Calamari to Go

I shot this down at Thornton Creek and it’s an excellent example to illustrate how being at the right place, at the right time is what it’s all about!
I saw something down on the rocks and glassed it,only to discover that it was not one but two Humboldt squid! They had washed ashore! The tide was out and I knew that a bear would be coming along sooner or later and hurried down to get into position ! Sure enough,this guy (Bruno) came by 1/2 hour later and took the squid into the forest for his own private dinner of Calamari.
These interesting creatures have been washing ashore occasionally during the summer. I haven’t heard of a reason as to why,but a local biologist , Josie Osborne has been looking into it.
This may be the first documentation of this occurring in Nature. It may of happened else where folks,but if you don’t have a camera,it doesn’t mean much! You need to carry your camera all the time!

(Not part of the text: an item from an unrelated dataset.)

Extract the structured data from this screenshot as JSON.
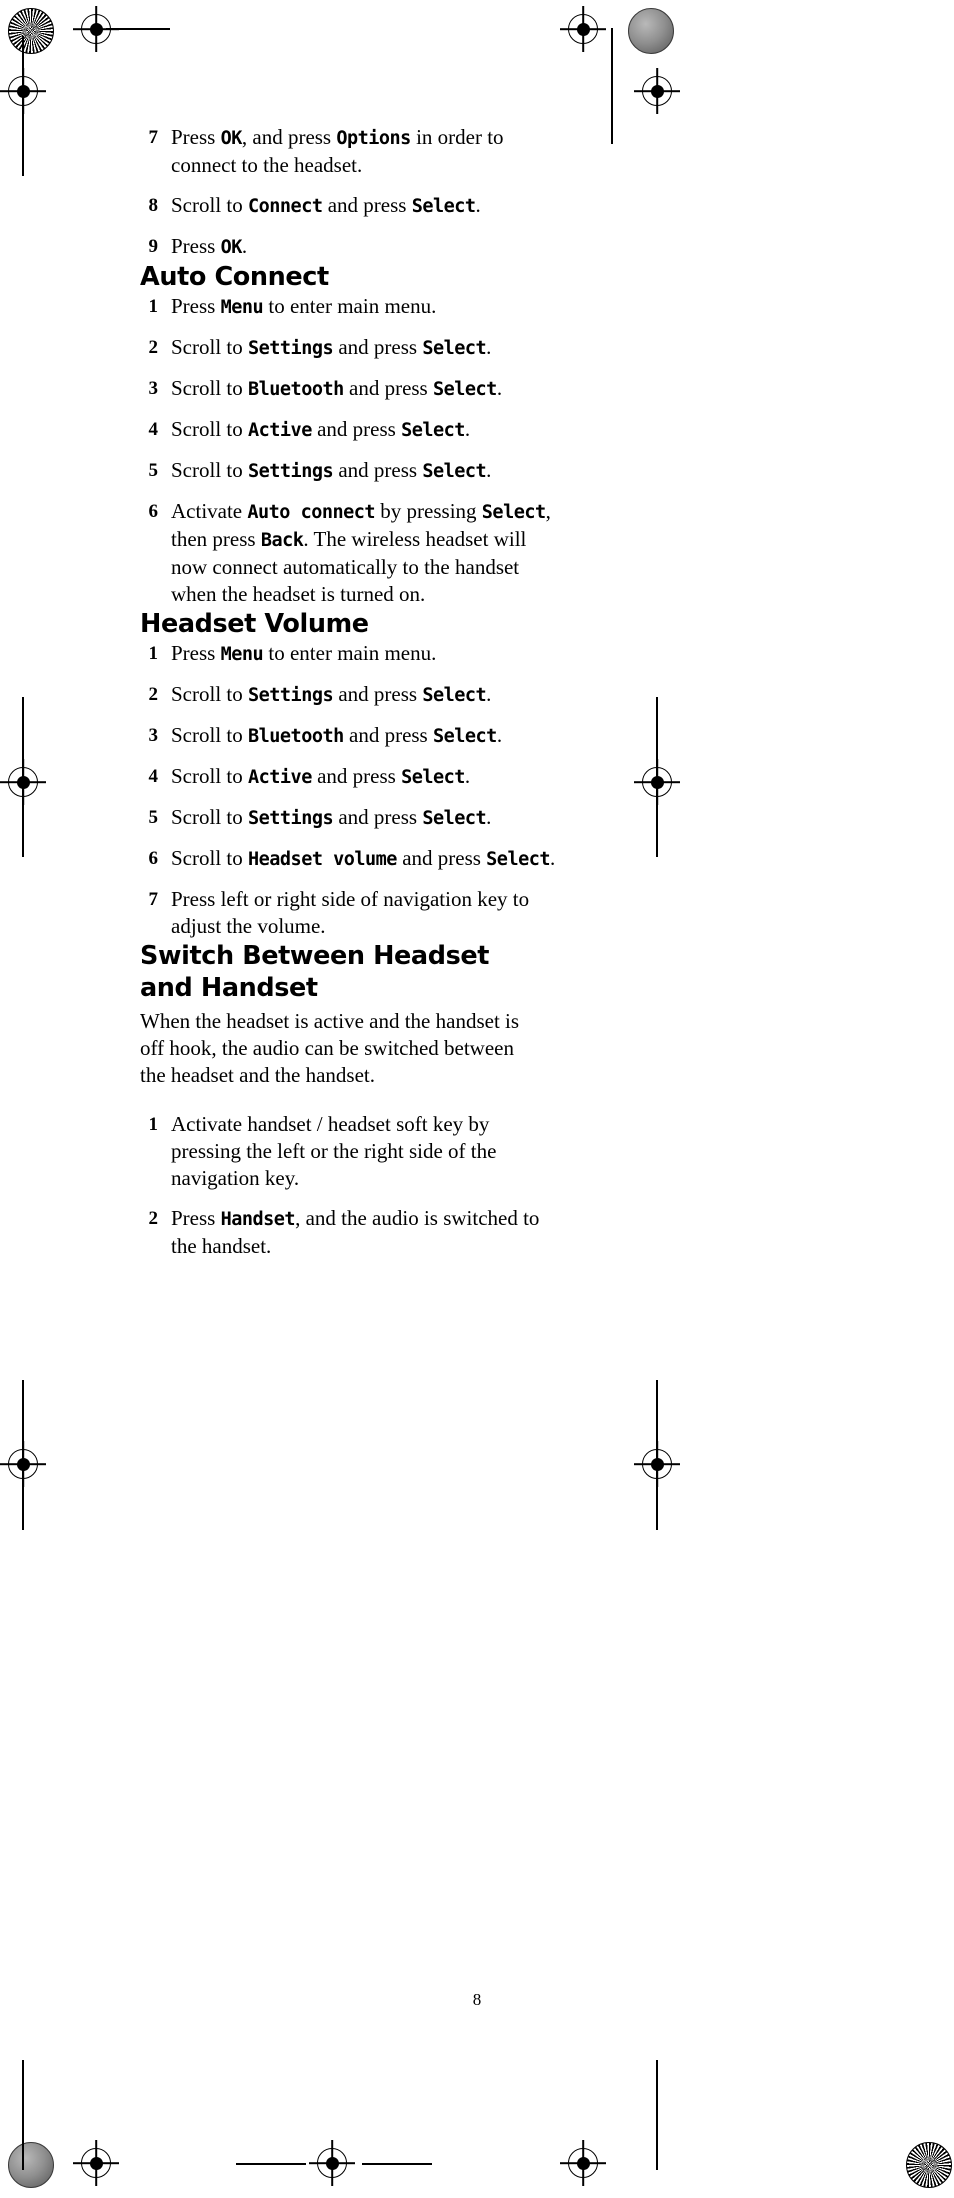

Humboldt Squid

This beautiful creature was still living when I came across it! It was blowing bubbles . You can not only see one to the left of the eye,but you can also see me in the reflection!
While I was watching it ,the bubbles stop and new that it had just passed
These creatures are VERY smart and they can problem solve like us. When they are looking at you,you can feel them not just looking ,but seeing you and figuring you out! They are also an aggressive predator! They feed in frenzies at night near the surface. They go back down deeper during the day to avoid any bigger predator.

I decided that a bear would probably come by fairly soon and looked at the angle of the light and found myself a nice spot to wait for the action to happen.
And it did. A great opportunity to say the least to get a picture of a wild bear grabbing a Humboldt squid !

Prairie Warbler

This little fellow I am told is a very rare bird for the West coast of Vancouver Island!
A friend of mine who is recognized as one of British Colombia’s top birders (Adrian Dorst) had it land in his tree just outside of his office window. I got this shot and a few more. The tree colours make this shot much richer! It was very flighty and hard to shoot as a result.
When word got out that it was here,many birders came from great distances and just hung around waiting to see it for weeks.

Sunset Search

This military helicopter from Comox was searching for a missing surfer at sunset.
It turned out that the young woman,changed her mind about surfing and went to Port Alberni instead without telling anybody.


When they jump,they basically fall and get lift .
The first wing stroke gives enough for lift off,and than they begin to fall and continue to flap.
This is what the eaglets learn when they start to leave the nest. How to take off and how to land!
I have seen eagles chasing one another and go into thick forest and maneuver like a swallow! I have also heard them crashing through the forest and they have to walk through the bush and come out at the forests edge. They do need alot of room to maneuver! All big birds do.
I’ve seen several of the Monas Island gang hop out at the forests edge after crashing through the forest and then gather their wits and fly off.